• For the average adult horse, 28 to 42 beats per minute is considered normal

PONYAPP PRO-TIP:

Using light pressure, find your horse’s pulse (unless he/she is very hairy, this artery can often be seen with the naked eye), and place two fingers against it. Then, count the beats for one minute using the second hand of a watch or the timer on your phone, advises Dr. Gretchen Syburg.

 

3. Respiration

Taking your horse’s temperature is a quick and easy way to check the state of his/her health, but since every horse is an individual, knowing what’s normal for yours is the first step. Start by taking your horse’s temperature rectally once or twice a day and record it for the period of a week to establish a baseline.

 

• Most adult horses will have a resting respiration rate of 12-24 breaths per minute

PONYAPP PRO-TIP:

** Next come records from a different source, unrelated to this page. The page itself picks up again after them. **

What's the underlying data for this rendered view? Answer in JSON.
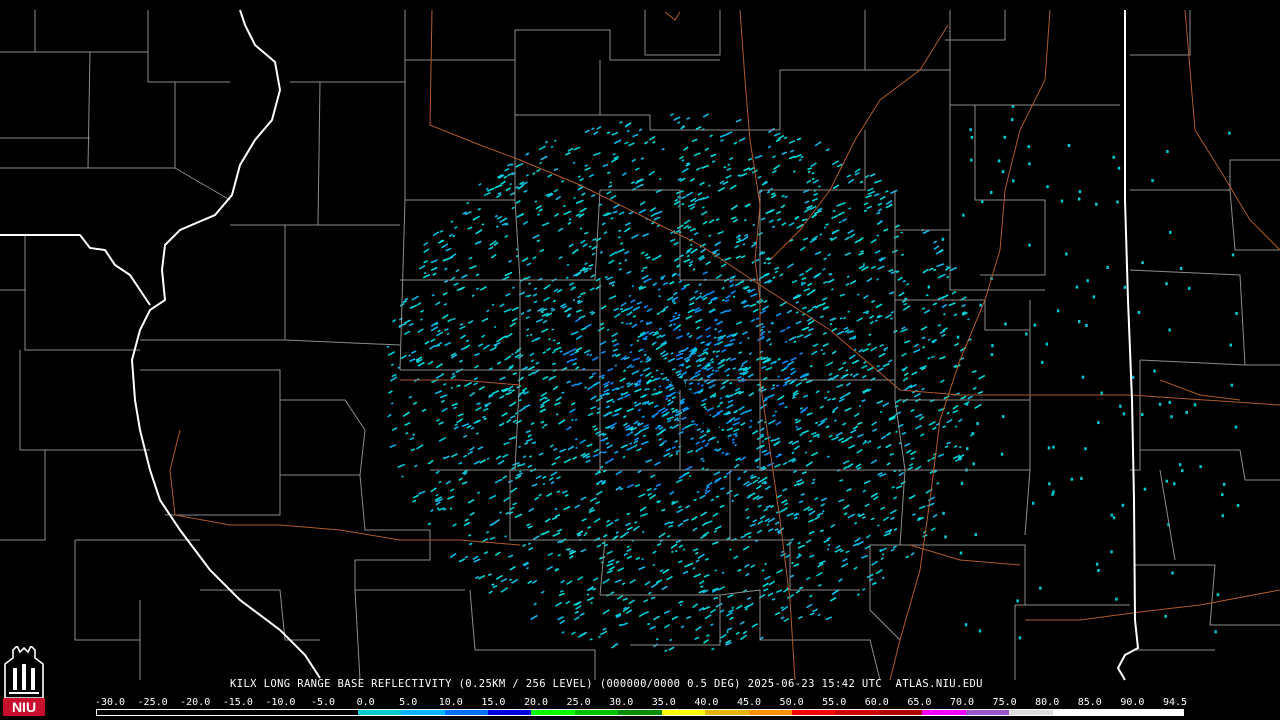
{
  "caption": {
    "station": "KILX",
    "product": "LONG RANGE BASE REFLECTIVITY",
    "resolution": "(0.25KM / 256 LEVEL)",
    "volume": "(000000/0000 0.5 DEG)",
    "timestamp": "2025-06-23 15:42 UTC",
    "source": "ATLAS.NIU.EDU"
  },
  "logo": {
    "text": "NIU",
    "icon": "niu-tower-logo",
    "color": "#c8102e"
  },
  "legend": {
    "labels": [
      "-30.0",
      "-25.0",
      "-20.0",
      "-15.0",
      "-10.0",
      "-5.0",
      "0.0",
      "5.0",
      "10.0",
      "15.0",
      "20.0",
      "25.0",
      "30.0",
      "35.0",
      "40.0",
      "45.0",
      "50.0",
      "55.0",
      "60.0",
      "65.0",
      "70.0",
      "75.0",
      "80.0",
      "85.0",
      "90.0",
      "94.5"
    ],
    "colors": [
      "#000000",
      "#000000",
      "#000000",
      "#000000",
      "#000000",
      "#000000",
      "#00cccc",
      "#00b4ff",
      "#0070ff",
      "#0000e0",
      "#00ff00",
      "#00c000",
      "#008c00",
      "#ffff00",
      "#e6b400",
      "#ff9000",
      "#ff0000",
      "#d00000",
      "#b00000",
      "#ff00ff",
      "#9955cc",
      "#dddddd",
      "#ffffff",
      "#ffffff",
      "#ffffff"
    ]
  },
  "map_layers": {
    "state_border_color": "#ffffff",
    "county_border_color": "#8c8c8c",
    "highway_color": "#b05a2a",
    "radar_site_marker": "radar-site-dot"
  }
}
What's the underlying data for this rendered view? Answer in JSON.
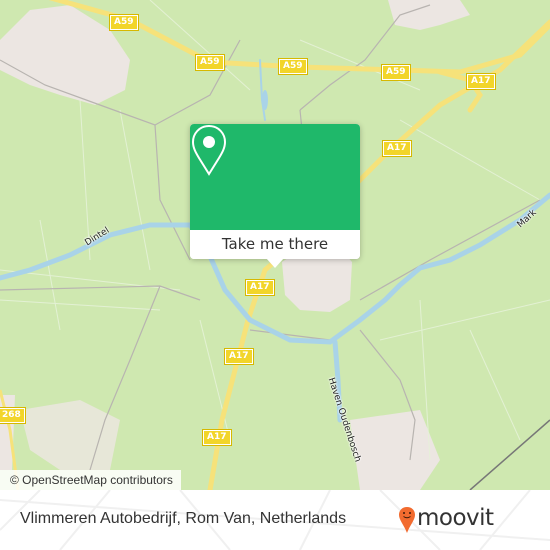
{
  "map": {
    "road_shields": [
      {
        "id": "a59-1",
        "label": "A59"
      },
      {
        "id": "a59-2",
        "label": "A59"
      },
      {
        "id": "a59-3",
        "label": "A59"
      },
      {
        "id": "a59-4",
        "label": "A59"
      },
      {
        "id": "a17-1",
        "label": "A17"
      },
      {
        "id": "a17-2",
        "label": "A17"
      },
      {
        "id": "a17-3",
        "label": "A17"
      },
      {
        "id": "a17-4",
        "label": "A17"
      },
      {
        "id": "a17-5",
        "label": "A17"
      },
      {
        "id": "a17-6",
        "label": "A17"
      },
      {
        "id": "n268",
        "label": "268"
      }
    ],
    "water_labels": {
      "dintel": "Dintel",
      "mark": "Mark",
      "haven": "Haven Oudenbosch"
    },
    "colors": {
      "land": "#cfe8b0",
      "water": "#a9d3e8",
      "motorway": "#f6e27a",
      "urban": "#ece6e2",
      "popup_accent": "#1fb86a",
      "brand_orange": "#f26b2f"
    }
  },
  "popup": {
    "icon": "map-pin-icon",
    "button_label": "Take me there"
  },
  "attribution": "© OpenStreetMap contributors",
  "footer": {
    "place_name": "Vlimmeren Autobedrijf, Rom Van, Netherlands",
    "brand": "moovit",
    "brand_icon": "moovit-pin-icon"
  }
}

“If possible, stand outside your horse’s stall when taking his respiration rate,” suggests Dr. Syburg. If your horse becomes distracted by your presence (or begins nosing your pocket for treats!), this can affect his respiration rate and make counting breaths harder.

 

4. Mood


No, it’s not just a hashtag. No one knows your horse better than you do, and even if his temperature, pulse, and respiration (TPR) are all within normal levels, your knowledge of his everyday behavior and habits—from his appetite and where he leaves manure, to when and how often he lies down, to how he feels under saddle—can be as important as his vital signs.

PONYAPP PRO-TIP:

“Even if it seems silly, if you feel that something is just not right with your horse, talk to your veterinarian. “At the end of the day, if you feel that something is abnormal, trust your gut!” says Dr. Finazzo. “Clients often catch signs in their own horses long before the vets do.”

Presented By:

 


Did you enjoy this PonyApp Pro-Tip?

Then share it to spread #ponyknowledge!

0 Comments
Leave a Reply

Your email address will not be published. Required fields are marked